2003 Chevy Avalanche. I want to change the brake fluid in my truck. Can I do this with a hand held vaccum tool then loosen the bleeder valve and suck the fluid out until I get new fluid or do I really need someone inside the truck to apply the brakes then loosen the bleeder valve to dump the old fluid. I’m not sure on these newer vechiles with ABS brakes. I don’t want to hurt the braking system.
I change brake fluid in 2 ABS vehicles. I just gravity feed each wheel one at a time and don’t let the master cylinder get too low. It is slow but I have lots of time. On one I can suck out most of the old fluid and the other I can’t so I just keep adding. I do this every 3 years, it is important on vehicles with ABS.

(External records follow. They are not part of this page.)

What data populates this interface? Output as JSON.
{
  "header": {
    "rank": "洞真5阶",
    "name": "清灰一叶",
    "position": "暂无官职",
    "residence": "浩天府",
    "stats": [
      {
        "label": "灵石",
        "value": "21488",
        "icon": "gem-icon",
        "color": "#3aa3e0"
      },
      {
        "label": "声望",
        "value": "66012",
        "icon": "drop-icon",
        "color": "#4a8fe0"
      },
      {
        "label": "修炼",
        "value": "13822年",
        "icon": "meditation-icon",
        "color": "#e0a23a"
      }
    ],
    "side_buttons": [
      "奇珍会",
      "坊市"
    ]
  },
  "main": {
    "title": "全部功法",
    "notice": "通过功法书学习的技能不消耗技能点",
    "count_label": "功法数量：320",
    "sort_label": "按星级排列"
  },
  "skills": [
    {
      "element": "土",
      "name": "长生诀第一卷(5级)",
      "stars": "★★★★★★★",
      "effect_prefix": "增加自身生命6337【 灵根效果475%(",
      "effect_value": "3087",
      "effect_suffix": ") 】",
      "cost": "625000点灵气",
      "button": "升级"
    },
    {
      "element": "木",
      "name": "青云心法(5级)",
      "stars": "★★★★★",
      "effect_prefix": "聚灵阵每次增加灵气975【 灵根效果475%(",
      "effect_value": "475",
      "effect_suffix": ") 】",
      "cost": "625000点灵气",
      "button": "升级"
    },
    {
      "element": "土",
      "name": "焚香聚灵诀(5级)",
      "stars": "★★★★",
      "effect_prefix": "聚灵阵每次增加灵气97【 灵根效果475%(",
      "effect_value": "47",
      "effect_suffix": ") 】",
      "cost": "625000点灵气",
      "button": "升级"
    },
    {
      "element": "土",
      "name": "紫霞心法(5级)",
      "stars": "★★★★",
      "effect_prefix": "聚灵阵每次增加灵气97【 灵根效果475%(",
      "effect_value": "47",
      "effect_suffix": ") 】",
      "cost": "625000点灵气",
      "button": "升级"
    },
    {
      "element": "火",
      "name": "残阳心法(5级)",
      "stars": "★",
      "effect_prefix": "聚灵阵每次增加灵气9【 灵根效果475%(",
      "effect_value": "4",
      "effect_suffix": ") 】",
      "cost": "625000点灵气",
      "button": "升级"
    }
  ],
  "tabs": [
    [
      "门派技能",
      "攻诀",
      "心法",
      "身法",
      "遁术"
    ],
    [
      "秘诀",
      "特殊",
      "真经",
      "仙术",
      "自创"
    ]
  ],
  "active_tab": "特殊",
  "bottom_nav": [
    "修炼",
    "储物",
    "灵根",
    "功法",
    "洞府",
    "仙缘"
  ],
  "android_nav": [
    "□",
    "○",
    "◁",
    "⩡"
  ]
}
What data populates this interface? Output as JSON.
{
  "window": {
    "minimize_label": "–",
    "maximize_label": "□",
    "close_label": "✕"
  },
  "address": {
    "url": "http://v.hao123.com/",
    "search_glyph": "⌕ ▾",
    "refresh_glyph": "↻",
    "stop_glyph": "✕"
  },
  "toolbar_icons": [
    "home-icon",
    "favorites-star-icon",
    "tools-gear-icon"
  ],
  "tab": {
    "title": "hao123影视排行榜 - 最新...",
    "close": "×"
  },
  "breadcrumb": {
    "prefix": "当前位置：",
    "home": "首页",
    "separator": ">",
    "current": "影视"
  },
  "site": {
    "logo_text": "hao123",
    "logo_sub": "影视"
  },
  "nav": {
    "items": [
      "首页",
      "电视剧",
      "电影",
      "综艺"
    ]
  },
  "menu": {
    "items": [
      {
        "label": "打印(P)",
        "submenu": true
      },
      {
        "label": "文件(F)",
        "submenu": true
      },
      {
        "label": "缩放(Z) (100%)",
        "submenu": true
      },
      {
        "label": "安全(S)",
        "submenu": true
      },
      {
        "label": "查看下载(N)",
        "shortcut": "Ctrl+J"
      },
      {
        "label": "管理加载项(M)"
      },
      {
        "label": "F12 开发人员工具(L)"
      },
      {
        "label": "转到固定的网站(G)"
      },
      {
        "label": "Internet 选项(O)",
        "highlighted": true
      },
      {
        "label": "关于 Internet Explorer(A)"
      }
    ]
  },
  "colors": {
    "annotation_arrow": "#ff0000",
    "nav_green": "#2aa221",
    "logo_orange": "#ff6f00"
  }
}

The vacuum pump may work but there’s no substitute for the old foot and you don’t need an assistant but it’d take less time that way. When I say the old foot I mean be gentle and don’t push the brake pedal much more than half way down each time. I did it on a '94 Plymouth Vogyager w/abs. Only had 2 drain pans so I started with the back; broke the bleeders free and started gently pumping the fluid out. MAKE
SURE THE FLUID IN THE MASTER CYL RESEVOIR DOESN’T GET NEAR THE BOTTOM. You might buy 3 quarts of brake fluid, keep reciept, and return any
unopened containers. If the bleeder screw(s) won’t unscrew heat bleeder screw w/propane torch just to cherry red. Immediately squirt water on bleeder screw. As soon as screw is cool enough to touch (while you’re squirting water), immediately turn it gently w/wrench. If NG, try again. You’ve gotta push fluid out till brake fluid coming out bleeder is same clor as new fluid. You don’t have to close bleeders
when you run up front to see if M/C is low. Took me an hour and a half. Fluid started out black but boy was it great to see that clear amber color! The internal parts of your brake system will say, “Thank you!” Maybe call the dealer first and ask to talk to foreman to be sure it won’t hurt ABS. I’ve never seen it happen.
I have bled brakes on a 1996 GM vehicle with ABS with no apparent problem. I prefer the two person method so that any debris that might be residing at the bottom of a wheel cylinder will more likely, due to turbulence, be stirred up and pumped out of the bleeder valve. Simply draining will get fresh fluid in but may not handle debris as mentioned if the bleeder valve is located at the top of the wheel cylinder.
A method to loosen stuck bleeder valves that may otherwise break off with steady applied torque is to use an impact wrench at a very low setting so that the wrench barely functions and increasing power as needed. Use a little penetrating oil, of course.